I'm typical of many poets I know in that I am happiest at home surrounded by books and paper. I love people but mostly one on one or in small groups. Presenting my work to large groups doesn't come easily to me, but I've learned to enjoy the adrenalin rush of performing on a large stage or teaching in an art museum. The liberation that comes from moving beyond my own limits seems worth all the nervousness I suffer before the event. Now that the month is over, I only remember the fun times.

Here is an incomplete list of where I spend my National Poetry Month.

At Richard Hugo House in Seattle (where I live) as a reader for A Face to Meet the Faces, a new anthology out on persona poetry. Hearing all those voices come together -- the mask of the pop star mixing with the mask of the Biblical matriarch was great fun. Thank you Stacy lyn Brown and Oliver de la Paz for creating such a lovely book.

In Portland, Oregon where I read with Kelli Russell Agodon at the bookstore made famous in the hit show Portlandia and stayed at the wonderful Hotel Deluxe. Road trip!

At the incredible Massachusetts Poetry Festival where I somehow did five events in one day including a superb and moving Favorite Poem Project reading. I will never forget hearing politicians, restaurateurs, and poets share poems that had impacted their lives in major ways. I also adored the Improbable Places Poetry tour with poems on shower curtains, menus, knitting shops and storefront windows all through the town of Salem. Thank you January O'Neil, Colleen Michaels,  and crew for making this such a far reaching and important event.

And while in Salem, Massachusetts I was thrilled to also work with the docents at the Peabody Essex Museum. Before the festival started we spent a fantastic afternoon writing poems from visual art. Where better to teach about ekphrastic poetry than in an art museum? This was my third time working with art museums and I hope to continue this work. Simply put: I love it. I'm in love with the Peabody Essex Museum and I need to go back and wander through the galleries. It's a world class museum so if you are in the area, you must go.

I know I am forgetting entire conferences (Fields End!, readings, and another trip I took; it's late.

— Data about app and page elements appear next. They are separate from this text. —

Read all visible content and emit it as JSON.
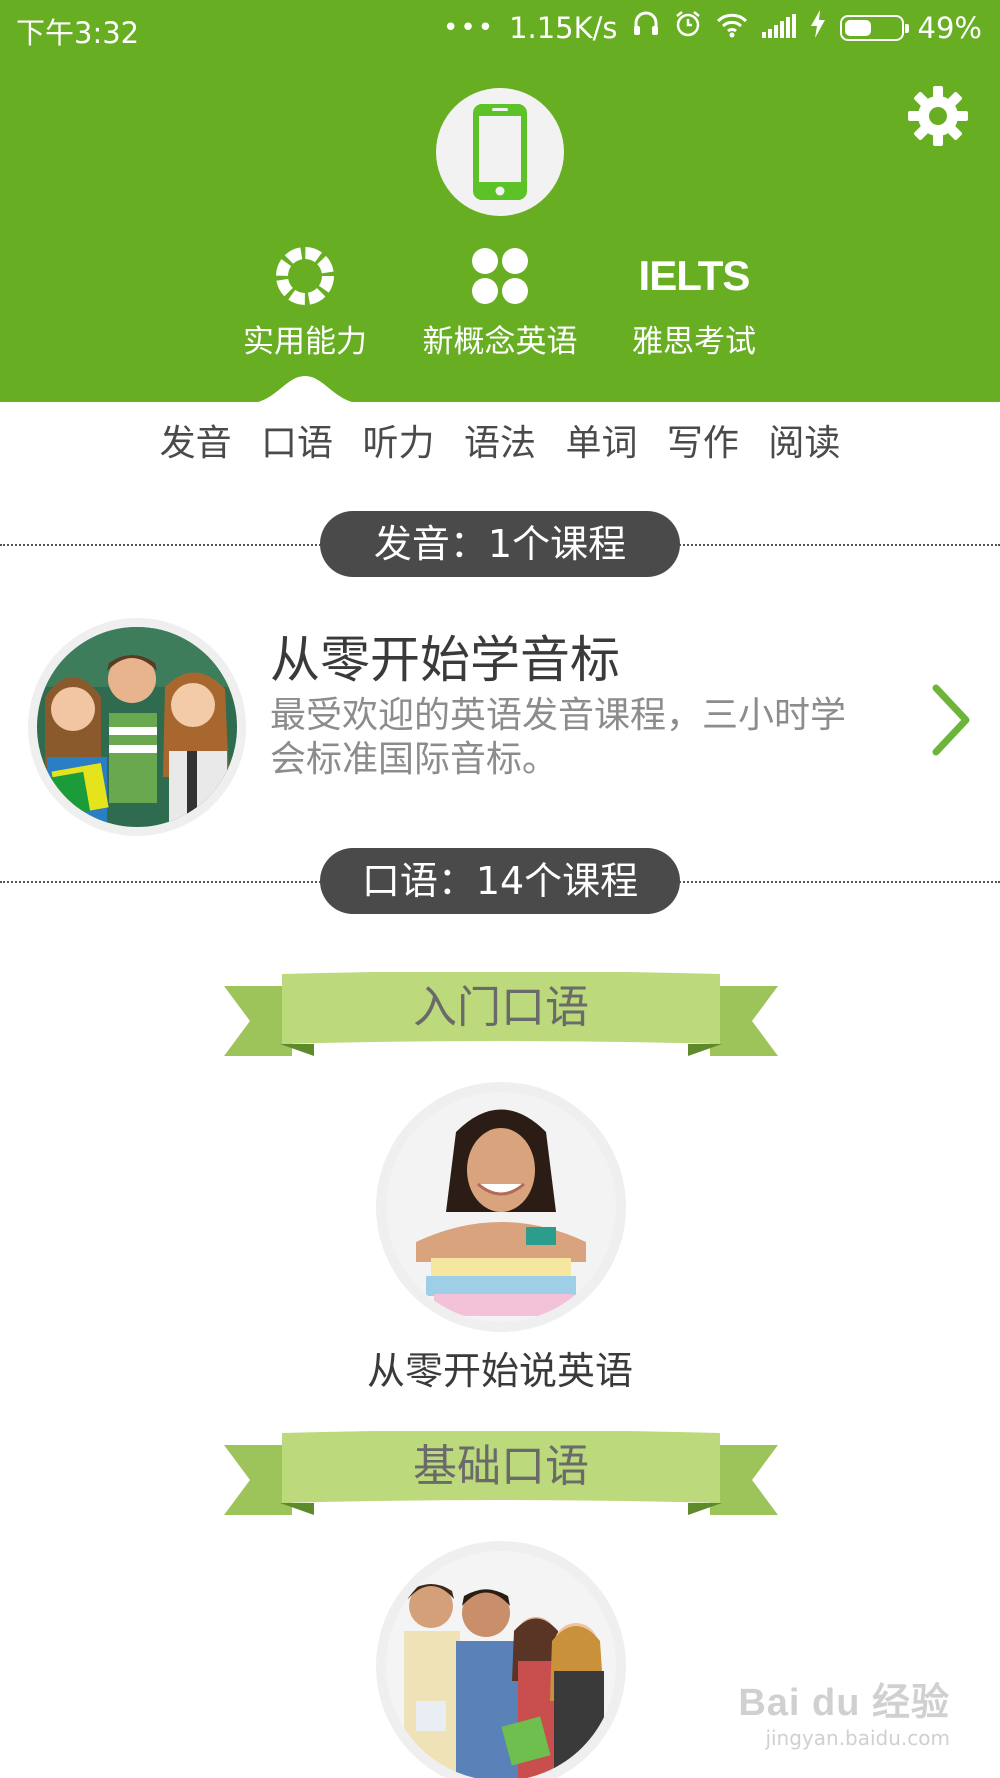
{
  "status_bar": {
    "time": "下午3:32",
    "dots": "•••",
    "speed": "1.15K/s",
    "battery": "49%",
    "battery_level": 0.49
  },
  "header": {
    "categories": [
      {
        "icon": "ring-icon",
        "label": "实用能力"
      },
      {
        "icon": "four-dots-icon",
        "label": "新概念英语"
      },
      {
        "icon": "ielts-logo-icon",
        "icon_text": "IELTS",
        "label": "雅思考试"
      }
    ],
    "selected_category": 0
  },
  "subnav": {
    "items": [
      "发音",
      "口语",
      "听力",
      "语法",
      "单词",
      "写作",
      "阅读"
    ]
  },
  "sections": [
    {
      "label": "发音：1个课程"
    },
    {
      "label": "口语：14个课程"
    }
  ],
  "pronunciation_course": {
    "title": "从零开始学音标",
    "description": "最受欢迎的英语发音课程，三小时学会标准国际音标。"
  },
  "speaking": {
    "levels": [
      {
        "ribbon": "入门口语",
        "course": "从零开始说英语"
      },
      {
        "ribbon": "基础口语",
        "course": ""
      }
    ]
  },
  "watermark": {
    "main": "Bai du 经验",
    "sub": "jingyan.baidu.com"
  },
  "colors": {
    "brand_green": "#67ae22",
    "ribbon_green": "#bcd97c",
    "pill_gray": "#4a4a4a"
  }
}
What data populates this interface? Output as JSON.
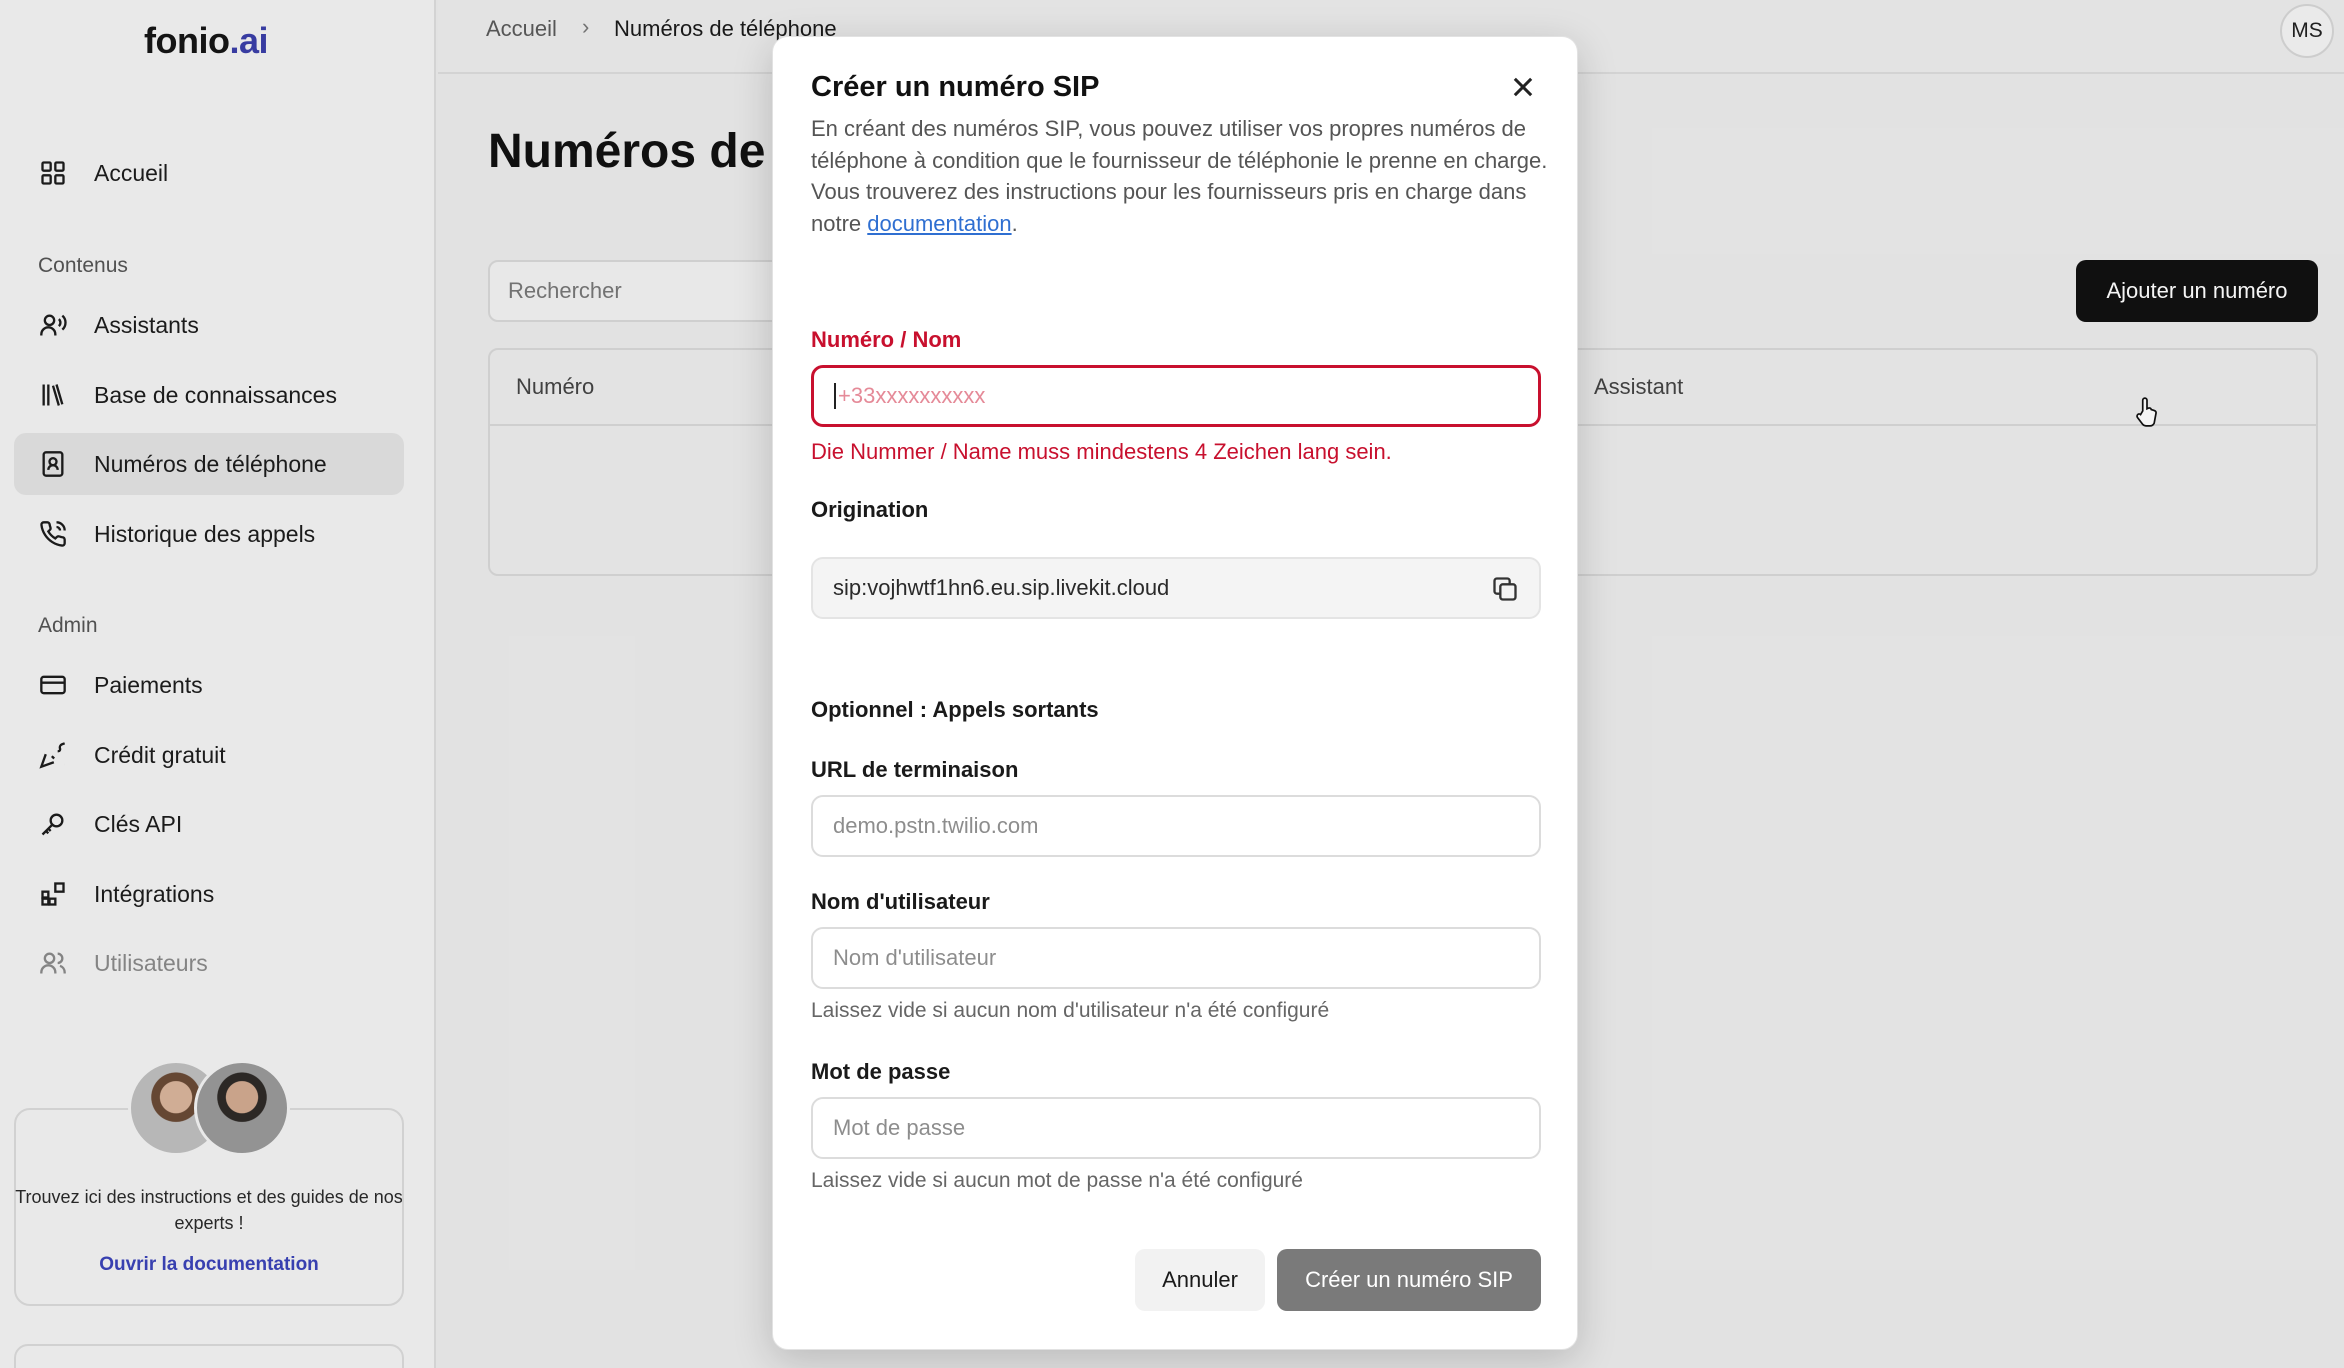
{
  "app": {
    "logo_main": "fonio",
    "logo_ai": ".ai"
  },
  "sidebar": {
    "items": [
      {
        "label": "Accueil",
        "icon": "grid-icon"
      },
      {
        "label": "Assistants",
        "icon": "user-voice-icon"
      },
      {
        "label": "Base de connaissances",
        "icon": "library-icon"
      },
      {
        "label": "Numéros de téléphone",
        "icon": "contact-book-icon",
        "active": true
      },
      {
        "label": "Historique des appels",
        "icon": "phone-call-icon"
      },
      {
        "label": "Paiements",
        "icon": "credit-card-icon"
      },
      {
        "label": "Crédit gratuit",
        "icon": "party-popper-icon"
      },
      {
        "label": "Clés API",
        "icon": "key-icon"
      },
      {
        "label": "Intégrations",
        "icon": "blocks-icon"
      },
      {
        "label": "Utilisateurs",
        "icon": "users-icon"
      }
    ],
    "section_content": "Contenus",
    "section_admin": "Admin",
    "help": {
      "text": "Trouvez ici des instructions et des guides de nos experts !",
      "link": "Ouvrir la documentation"
    }
  },
  "header": {
    "breadcrumb_home": "Accueil",
    "breadcrumb_sep": "›",
    "breadcrumb_current": "Numéros de téléphone",
    "user_initials": "MS"
  },
  "main": {
    "title": "Numéros de téléphone",
    "search_placeholder": "Rechercher",
    "add_button": "Ajouter un numéro",
    "columns": [
      "Numéro",
      "Assistant"
    ]
  },
  "modal": {
    "title": "Créer un numéro SIP",
    "desc_line1": "En créant des numéros SIP, vous pouvez utiliser vos propres numéros de téléphone à condition que le fournisseur de téléphonie le prenne en charge.",
    "desc_line2_pre": "Vous trouverez des instructions pour les fournisseurs pris en charge dans notre ",
    "desc_link": "documentation",
    "desc_line2_post": ".",
    "number_label": "Numéro / Nom",
    "number_placeholder": "+33xxxxxxxxxx",
    "number_error": "Die Nummer / Name muss mindestens 4 Zeichen lang sein.",
    "origination_label": "Origination",
    "origination_value": "sip:vojhwtf1hn6.eu.sip.livekit.cloud",
    "outbound_heading": "Optionnel : Appels sortants",
    "termination_label": "URL de terminaison",
    "termination_placeholder": "demo.pstn.twilio.com",
    "username_label": "Nom d'utilisateur",
    "username_placeholder": "Nom d'utilisateur",
    "username_hint": "Laissez vide si aucun nom d'utilisateur n'a été configuré",
    "password_label": "Mot de passe",
    "password_placeholder": "Mot de passe",
    "password_hint": "Laissez vide si aucun mot de passe n'a été configuré",
    "cancel_button": "Annuler",
    "create_button": "Créer un numéro SIP"
  },
  "colors": {
    "error": "#c8102e",
    "link": "#2f6fd1",
    "primary_dark": "#111111",
    "brand_ai": "#3b3fa8"
  }
}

A friend asked me if I would feel better if I wasn't crazy busy during poetry month and I knew the answer immediately. I want to be a poet in the world; I just want to find a way to enter with an easier "face to meet the faces" to quote Elliot -- and a certain cool anthology.

Wednesday, May 2, 2012

And the winning number is ...

Congratulations Katie Capello winner of The Alchemist's Kitchen!

Instead of a spin of the wheel or names in  a fedora hat, I used the random number  generator and the number  that clicked in was 31. Given the current poetry contest going on for a week's residency with me at Anam Cara Artists Retreat in Ireland, this seemed the perfect method as the random number generator was created at Trinity College, Dublin.

Congratulations, Katie! Please get in touch so I know where to mail your copy of The Alchemist's Kitchen!